I remember a good example from my own practice as a health counselor. One of my clients who tried hard to get her weight under control described herself as addicted to sweet pastries, especially donuts. On her way to my office for our bi-weekly appointments, she had to pass by a bakery, which she had often patronized in the past and which she now had a hard time to avoid.
Needless to say, the cue (bakery) was still there every time she approached the area. Her old routine would have made her stop without question to satisfy her cravings. The rewards were obvious. Now that she was on weight loss regimen, she had to find a way to interrupt what the MIT scientists identified as her "loop."
A new path
Instead of exposing herself any longer to the cue that would inevitably trigger her routine response, she had to a take a different route to see me. It took her several months until she was able to come near that bakery again without going in – but eventually she succeeded. How? Her cue was still there, but she developed a different routine in response, and the awards were for the world to see when she eventually lost over 50 pounds.
This is the good news.
"Habits aren't destiny," says Duhigg. "They can be ignored, changed or replaced."
Still, old habits die hard. Actually, they never fully disappear. Once a habit is established, it will rear its head at any chance it gets.
"Unless you deliberately fight a habit – unless you find new cues and rewards – the old pattern will unfold automatically," he cautions.

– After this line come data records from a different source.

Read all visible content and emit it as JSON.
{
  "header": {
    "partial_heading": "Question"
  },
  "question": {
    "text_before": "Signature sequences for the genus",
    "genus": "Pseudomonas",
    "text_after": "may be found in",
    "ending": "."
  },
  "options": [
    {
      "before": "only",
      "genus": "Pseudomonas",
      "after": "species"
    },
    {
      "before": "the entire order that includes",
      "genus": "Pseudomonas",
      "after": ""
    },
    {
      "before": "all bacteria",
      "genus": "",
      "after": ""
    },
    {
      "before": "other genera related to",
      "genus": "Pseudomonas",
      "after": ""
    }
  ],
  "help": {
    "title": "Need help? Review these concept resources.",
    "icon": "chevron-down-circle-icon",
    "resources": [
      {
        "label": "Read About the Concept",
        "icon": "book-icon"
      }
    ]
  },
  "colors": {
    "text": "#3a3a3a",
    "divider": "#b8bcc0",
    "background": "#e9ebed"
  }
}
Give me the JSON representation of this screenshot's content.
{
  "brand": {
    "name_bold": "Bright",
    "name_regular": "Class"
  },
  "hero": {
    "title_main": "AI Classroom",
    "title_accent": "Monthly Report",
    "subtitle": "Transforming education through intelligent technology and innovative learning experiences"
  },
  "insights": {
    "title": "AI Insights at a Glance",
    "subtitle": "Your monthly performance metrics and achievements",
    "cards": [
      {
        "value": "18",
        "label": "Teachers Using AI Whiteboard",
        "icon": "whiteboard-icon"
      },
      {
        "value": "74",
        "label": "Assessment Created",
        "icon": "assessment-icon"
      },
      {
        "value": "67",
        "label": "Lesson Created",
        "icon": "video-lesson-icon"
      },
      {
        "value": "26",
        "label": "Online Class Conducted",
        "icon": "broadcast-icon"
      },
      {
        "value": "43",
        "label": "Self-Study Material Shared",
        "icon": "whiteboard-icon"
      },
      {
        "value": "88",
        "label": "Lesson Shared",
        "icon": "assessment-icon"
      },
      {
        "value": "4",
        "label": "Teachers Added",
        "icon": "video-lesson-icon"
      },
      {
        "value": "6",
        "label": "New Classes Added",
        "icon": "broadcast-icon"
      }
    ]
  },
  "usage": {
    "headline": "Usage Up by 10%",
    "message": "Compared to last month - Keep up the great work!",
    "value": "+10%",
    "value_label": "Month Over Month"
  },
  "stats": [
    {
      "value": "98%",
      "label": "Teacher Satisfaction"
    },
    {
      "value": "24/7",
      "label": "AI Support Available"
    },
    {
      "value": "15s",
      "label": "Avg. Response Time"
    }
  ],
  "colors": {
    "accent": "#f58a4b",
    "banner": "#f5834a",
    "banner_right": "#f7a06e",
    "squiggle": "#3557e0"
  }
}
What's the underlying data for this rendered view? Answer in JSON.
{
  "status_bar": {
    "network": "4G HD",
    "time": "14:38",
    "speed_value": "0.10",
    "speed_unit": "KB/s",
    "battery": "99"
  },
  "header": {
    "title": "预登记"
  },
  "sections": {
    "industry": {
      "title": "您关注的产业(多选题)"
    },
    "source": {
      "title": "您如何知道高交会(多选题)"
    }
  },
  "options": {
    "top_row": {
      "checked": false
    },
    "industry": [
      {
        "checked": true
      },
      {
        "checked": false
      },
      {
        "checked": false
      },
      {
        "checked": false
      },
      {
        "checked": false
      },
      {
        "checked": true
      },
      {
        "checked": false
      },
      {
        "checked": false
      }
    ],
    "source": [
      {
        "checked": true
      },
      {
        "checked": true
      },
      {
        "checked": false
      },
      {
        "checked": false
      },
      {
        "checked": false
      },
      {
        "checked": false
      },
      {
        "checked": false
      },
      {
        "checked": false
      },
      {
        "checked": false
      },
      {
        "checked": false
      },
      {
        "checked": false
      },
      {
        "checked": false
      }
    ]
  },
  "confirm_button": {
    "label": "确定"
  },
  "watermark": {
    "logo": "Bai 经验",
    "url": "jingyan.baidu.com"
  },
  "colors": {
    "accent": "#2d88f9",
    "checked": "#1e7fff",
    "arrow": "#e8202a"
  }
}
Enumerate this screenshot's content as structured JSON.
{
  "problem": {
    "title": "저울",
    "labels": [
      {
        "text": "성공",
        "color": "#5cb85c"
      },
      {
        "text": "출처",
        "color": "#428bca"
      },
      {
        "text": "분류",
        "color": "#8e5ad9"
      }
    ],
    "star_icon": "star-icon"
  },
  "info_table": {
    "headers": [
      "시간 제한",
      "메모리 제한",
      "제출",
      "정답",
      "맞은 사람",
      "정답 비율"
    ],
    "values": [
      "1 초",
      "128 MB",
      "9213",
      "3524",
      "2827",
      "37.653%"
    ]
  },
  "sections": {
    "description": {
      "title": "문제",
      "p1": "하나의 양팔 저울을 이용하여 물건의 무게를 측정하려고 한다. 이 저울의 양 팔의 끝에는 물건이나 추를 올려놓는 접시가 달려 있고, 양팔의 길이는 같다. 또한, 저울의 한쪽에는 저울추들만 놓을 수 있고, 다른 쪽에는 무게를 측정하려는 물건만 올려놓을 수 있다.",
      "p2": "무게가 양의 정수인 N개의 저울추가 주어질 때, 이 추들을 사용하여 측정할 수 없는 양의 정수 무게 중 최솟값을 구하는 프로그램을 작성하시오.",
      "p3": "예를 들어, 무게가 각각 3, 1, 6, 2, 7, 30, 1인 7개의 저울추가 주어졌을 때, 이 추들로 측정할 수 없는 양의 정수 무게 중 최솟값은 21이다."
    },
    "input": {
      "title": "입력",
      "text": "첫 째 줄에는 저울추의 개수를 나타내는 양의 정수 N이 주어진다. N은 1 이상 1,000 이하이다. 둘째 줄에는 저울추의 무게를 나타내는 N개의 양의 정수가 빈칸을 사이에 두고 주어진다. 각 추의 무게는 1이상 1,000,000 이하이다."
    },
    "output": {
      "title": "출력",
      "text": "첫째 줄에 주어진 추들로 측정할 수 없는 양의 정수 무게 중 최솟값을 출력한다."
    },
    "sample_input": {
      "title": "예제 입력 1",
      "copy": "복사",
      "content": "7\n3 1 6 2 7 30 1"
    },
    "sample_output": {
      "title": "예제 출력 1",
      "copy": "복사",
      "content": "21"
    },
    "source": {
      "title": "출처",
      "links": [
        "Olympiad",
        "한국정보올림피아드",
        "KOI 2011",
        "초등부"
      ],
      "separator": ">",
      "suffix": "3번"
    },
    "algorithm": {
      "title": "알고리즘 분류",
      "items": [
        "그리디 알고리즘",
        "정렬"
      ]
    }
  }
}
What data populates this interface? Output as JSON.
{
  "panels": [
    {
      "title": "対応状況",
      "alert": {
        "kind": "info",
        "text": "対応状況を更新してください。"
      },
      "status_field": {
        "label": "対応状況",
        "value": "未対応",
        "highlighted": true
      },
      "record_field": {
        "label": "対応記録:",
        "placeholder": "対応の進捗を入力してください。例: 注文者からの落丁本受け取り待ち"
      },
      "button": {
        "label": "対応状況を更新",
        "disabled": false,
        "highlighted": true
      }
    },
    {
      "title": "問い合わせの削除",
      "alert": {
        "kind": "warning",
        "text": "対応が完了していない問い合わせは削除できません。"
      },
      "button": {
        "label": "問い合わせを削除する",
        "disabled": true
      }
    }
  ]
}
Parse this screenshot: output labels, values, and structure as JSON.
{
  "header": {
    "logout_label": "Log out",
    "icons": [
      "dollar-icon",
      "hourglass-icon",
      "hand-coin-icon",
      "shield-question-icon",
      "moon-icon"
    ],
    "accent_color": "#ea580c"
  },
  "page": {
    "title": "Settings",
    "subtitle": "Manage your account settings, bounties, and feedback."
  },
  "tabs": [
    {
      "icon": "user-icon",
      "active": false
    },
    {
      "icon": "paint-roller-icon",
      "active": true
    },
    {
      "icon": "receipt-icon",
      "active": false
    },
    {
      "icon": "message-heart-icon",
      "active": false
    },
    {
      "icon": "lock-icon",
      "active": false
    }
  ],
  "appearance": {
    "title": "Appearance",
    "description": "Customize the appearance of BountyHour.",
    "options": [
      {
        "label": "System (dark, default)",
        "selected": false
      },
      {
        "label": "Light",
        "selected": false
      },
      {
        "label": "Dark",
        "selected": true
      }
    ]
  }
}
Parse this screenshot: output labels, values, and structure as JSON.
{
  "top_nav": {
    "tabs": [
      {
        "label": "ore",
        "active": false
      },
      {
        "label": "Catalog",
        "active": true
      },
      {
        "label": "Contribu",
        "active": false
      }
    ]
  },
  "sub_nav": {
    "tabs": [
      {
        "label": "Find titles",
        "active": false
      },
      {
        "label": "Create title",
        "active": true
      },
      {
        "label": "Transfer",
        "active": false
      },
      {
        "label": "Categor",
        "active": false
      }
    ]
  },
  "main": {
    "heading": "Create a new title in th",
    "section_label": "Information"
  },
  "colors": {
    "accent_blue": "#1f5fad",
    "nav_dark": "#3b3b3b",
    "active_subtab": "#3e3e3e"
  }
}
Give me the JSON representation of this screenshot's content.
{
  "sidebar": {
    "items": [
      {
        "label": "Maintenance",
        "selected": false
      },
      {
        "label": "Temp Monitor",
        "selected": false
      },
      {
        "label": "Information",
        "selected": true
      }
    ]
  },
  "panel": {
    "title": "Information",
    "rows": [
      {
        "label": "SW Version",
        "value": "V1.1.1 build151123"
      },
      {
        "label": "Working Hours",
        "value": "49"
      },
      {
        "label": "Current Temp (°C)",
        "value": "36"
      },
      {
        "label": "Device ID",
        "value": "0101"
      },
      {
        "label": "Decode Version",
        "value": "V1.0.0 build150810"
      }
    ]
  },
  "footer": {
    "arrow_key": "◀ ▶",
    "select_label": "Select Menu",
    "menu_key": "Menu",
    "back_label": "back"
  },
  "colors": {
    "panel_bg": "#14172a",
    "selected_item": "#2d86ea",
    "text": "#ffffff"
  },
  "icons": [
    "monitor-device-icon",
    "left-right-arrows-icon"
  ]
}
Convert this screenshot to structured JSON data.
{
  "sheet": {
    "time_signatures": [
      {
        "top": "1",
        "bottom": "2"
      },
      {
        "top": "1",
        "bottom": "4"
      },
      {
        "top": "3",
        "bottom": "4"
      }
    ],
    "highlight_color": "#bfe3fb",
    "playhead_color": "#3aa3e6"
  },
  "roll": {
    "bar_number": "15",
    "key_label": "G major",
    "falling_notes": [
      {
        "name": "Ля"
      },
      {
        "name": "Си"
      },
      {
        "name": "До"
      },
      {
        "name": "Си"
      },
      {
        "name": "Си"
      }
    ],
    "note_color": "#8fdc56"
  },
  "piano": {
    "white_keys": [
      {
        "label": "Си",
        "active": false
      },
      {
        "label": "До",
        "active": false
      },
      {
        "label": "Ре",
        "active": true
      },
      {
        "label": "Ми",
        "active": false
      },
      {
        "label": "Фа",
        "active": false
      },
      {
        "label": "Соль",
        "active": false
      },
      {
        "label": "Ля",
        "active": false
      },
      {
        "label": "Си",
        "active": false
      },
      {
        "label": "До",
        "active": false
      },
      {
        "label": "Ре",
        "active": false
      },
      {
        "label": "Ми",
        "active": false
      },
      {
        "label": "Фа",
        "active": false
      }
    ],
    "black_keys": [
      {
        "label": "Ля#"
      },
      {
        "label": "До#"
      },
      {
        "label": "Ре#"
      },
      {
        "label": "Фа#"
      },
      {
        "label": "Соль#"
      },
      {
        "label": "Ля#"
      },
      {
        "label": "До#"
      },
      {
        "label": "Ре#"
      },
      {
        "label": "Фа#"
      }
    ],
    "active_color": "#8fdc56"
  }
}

In the end, Duhigg was successful in his quest for weight loss. He knew that his habit of eating a chocolate-chip cookie during his daily afternoon break caused him to put on the extra pounds. So he looked into his cues: Was it the place (he liked going to the cafeteria where the cookies were), the time (during the afternoon doldrums), his emotional state (he was tired or bored), other people (he liked chatting with his colleagues) or was it something that happened (right before he started craving a cookie)?
Eventually, he found that the strongest cue was his desire for company. Once his needs for socializing were satisfied, the cookie monster disappeared.
We are obviously still at the beginning of our understanding of habits and how they develop, but the implications are potentially enormous, especially in the field of dietetics. In order to get the growing obesity crisis under control, we have to look far beyond calorie counts and portion sizes.
Based on what we now know about our habits and how they drive our behavior, we need to work toward a much deeper understanding of who we are and what makes us act the way we do.
Charles Duhigg is the author of "The Power of Habit: Why We Do What We Do in Life and Business." The quotes used for this article are taken from a piece he wrote in the New York Times Magazine (Feb. 19).
Timi Gustafson R.D. is a clinical dietitian and author of the book "The Healthy Diner – How to Eat Right and Still Have Fun"®, which is available on her blog, "Food and Health with Timi Gustafson R.D." and at amazon.com. You can follow Timi on Twitter and on Facebook.